Work request: Keep only the lines of the listing that include the word "제목입니다", and copy them.
┌──
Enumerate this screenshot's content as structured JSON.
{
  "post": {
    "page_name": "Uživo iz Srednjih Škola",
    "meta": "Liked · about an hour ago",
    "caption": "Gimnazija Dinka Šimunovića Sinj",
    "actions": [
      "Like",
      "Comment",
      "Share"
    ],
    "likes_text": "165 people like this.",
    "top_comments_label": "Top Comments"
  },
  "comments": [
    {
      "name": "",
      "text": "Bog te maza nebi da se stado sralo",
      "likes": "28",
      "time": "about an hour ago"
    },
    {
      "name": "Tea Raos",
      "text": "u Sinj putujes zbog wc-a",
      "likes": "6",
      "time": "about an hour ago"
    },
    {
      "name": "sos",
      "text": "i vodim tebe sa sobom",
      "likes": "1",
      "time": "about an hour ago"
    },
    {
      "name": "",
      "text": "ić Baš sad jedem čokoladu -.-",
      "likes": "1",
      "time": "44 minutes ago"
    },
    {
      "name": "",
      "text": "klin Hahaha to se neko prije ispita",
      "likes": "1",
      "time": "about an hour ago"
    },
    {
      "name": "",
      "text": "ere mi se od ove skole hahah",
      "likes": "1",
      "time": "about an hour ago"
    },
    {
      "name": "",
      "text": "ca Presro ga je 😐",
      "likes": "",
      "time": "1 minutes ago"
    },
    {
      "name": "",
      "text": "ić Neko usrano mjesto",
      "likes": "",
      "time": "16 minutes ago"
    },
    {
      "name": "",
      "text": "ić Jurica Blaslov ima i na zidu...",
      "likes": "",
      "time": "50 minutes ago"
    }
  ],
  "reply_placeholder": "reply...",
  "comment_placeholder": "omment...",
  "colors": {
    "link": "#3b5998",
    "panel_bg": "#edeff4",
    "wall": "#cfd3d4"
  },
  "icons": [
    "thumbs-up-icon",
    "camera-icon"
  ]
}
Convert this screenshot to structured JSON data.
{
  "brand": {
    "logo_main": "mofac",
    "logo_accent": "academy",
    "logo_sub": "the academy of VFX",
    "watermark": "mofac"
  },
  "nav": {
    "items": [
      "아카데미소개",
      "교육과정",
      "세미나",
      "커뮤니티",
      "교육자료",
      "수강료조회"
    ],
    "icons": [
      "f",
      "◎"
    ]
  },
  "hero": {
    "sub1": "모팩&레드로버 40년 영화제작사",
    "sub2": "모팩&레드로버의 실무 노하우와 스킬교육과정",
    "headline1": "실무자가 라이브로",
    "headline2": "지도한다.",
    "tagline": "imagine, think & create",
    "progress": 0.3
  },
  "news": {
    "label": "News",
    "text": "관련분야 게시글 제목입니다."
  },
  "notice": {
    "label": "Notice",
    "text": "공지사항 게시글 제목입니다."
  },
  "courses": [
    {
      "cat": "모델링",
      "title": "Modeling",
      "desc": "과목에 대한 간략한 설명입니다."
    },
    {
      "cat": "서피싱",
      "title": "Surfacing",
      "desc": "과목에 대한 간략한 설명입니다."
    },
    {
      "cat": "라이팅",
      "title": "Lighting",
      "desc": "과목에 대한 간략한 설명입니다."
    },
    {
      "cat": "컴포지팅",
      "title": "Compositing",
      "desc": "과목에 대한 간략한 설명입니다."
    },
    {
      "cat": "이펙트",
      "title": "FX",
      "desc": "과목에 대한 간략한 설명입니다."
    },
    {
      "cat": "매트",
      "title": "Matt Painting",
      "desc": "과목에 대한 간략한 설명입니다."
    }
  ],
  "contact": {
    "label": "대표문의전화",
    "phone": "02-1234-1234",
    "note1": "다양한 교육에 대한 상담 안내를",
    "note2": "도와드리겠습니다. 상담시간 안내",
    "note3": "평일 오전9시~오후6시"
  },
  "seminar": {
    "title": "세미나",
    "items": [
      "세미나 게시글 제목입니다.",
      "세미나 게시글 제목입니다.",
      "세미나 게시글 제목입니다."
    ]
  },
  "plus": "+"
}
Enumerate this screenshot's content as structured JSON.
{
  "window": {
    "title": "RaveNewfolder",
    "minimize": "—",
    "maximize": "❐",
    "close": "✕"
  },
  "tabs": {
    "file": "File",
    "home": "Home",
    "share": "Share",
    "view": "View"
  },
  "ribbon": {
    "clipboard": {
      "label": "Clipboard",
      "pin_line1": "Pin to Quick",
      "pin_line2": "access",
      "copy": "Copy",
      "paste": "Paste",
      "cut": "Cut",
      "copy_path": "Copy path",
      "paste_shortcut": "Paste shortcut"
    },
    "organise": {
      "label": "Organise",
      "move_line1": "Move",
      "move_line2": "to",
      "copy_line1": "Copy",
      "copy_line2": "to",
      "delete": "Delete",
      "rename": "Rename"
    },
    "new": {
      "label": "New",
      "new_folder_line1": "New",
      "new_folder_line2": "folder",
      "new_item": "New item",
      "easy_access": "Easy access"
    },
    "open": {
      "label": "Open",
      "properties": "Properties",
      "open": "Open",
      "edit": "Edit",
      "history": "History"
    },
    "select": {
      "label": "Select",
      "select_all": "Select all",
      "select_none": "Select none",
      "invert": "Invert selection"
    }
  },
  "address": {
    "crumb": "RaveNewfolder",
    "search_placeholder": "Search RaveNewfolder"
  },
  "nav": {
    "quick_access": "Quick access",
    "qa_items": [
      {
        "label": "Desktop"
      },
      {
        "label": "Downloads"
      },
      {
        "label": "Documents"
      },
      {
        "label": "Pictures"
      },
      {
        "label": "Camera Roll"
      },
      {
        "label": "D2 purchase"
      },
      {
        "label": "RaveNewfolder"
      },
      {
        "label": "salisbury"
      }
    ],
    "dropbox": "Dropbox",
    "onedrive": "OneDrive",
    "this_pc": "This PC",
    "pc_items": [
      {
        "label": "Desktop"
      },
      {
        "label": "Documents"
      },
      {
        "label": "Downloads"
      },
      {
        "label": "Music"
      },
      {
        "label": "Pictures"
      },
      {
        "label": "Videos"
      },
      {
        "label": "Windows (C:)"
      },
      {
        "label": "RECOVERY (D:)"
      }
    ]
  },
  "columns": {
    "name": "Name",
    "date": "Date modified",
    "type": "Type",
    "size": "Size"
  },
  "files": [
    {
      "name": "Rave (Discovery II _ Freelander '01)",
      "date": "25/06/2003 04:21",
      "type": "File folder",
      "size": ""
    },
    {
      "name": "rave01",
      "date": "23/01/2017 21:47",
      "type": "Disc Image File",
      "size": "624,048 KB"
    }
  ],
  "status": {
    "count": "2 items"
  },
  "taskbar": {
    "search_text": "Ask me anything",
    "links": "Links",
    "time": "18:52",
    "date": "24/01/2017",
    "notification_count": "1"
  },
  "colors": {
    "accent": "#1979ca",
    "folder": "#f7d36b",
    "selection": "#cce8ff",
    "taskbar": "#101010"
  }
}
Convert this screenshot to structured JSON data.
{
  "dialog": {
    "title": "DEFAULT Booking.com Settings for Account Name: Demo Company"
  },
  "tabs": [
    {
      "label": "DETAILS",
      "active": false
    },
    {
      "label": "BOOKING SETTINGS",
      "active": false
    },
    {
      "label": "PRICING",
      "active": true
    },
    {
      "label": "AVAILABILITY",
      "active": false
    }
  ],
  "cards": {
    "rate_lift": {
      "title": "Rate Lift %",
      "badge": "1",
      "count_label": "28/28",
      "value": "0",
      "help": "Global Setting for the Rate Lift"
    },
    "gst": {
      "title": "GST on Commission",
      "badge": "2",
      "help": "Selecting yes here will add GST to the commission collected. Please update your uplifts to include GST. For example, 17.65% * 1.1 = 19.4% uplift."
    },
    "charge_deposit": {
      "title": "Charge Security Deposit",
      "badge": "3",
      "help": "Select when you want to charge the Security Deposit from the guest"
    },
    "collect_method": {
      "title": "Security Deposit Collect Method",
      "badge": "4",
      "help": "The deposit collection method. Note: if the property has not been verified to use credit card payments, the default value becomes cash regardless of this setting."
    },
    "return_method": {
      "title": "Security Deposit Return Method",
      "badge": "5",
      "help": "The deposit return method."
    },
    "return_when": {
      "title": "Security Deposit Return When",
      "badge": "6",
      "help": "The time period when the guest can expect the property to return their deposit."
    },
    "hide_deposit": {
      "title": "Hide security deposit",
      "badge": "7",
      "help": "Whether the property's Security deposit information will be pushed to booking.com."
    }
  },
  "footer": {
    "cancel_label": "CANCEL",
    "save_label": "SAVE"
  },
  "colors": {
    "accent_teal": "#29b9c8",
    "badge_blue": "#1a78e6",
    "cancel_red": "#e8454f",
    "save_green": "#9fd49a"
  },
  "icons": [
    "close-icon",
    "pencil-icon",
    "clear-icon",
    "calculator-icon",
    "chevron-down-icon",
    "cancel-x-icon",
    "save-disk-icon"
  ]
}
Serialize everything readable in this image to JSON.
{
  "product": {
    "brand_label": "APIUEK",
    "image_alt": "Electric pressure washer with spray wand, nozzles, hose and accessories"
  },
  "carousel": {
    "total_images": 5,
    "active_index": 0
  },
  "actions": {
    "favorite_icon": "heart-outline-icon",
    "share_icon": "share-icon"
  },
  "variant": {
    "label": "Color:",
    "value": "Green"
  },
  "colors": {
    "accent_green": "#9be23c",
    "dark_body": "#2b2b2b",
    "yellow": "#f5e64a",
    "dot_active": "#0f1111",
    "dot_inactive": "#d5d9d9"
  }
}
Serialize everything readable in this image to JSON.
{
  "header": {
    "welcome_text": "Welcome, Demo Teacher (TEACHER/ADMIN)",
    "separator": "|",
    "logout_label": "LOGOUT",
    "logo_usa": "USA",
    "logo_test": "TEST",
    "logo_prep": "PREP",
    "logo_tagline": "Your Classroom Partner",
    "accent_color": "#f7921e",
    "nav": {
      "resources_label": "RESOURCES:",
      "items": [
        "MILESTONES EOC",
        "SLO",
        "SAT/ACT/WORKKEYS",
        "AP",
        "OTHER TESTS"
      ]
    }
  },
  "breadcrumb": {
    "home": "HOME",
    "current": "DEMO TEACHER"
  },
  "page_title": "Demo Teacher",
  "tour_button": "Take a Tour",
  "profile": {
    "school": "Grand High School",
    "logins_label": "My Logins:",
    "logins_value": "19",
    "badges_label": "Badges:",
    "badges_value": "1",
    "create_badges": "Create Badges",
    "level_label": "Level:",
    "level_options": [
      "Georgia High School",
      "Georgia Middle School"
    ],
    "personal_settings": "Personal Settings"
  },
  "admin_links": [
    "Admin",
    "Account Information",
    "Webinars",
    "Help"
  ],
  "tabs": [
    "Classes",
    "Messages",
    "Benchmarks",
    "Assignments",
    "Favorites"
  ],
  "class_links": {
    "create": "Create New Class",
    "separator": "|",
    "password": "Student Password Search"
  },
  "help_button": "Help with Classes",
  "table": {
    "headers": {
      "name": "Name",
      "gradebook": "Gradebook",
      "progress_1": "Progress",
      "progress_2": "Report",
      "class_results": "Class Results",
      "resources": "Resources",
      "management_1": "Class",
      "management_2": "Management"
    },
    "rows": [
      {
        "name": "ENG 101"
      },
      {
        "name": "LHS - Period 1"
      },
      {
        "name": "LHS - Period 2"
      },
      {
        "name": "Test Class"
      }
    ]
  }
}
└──
Completed task:
    "text": "관련분야 게시글 제목입니다."
    "text": "공지사항 게시글 제목입니다."
      "세미나 게시글 제목입니다.",
      "세미나 게시글 제목입니다.",
      "세미나 게시글 제목입니다."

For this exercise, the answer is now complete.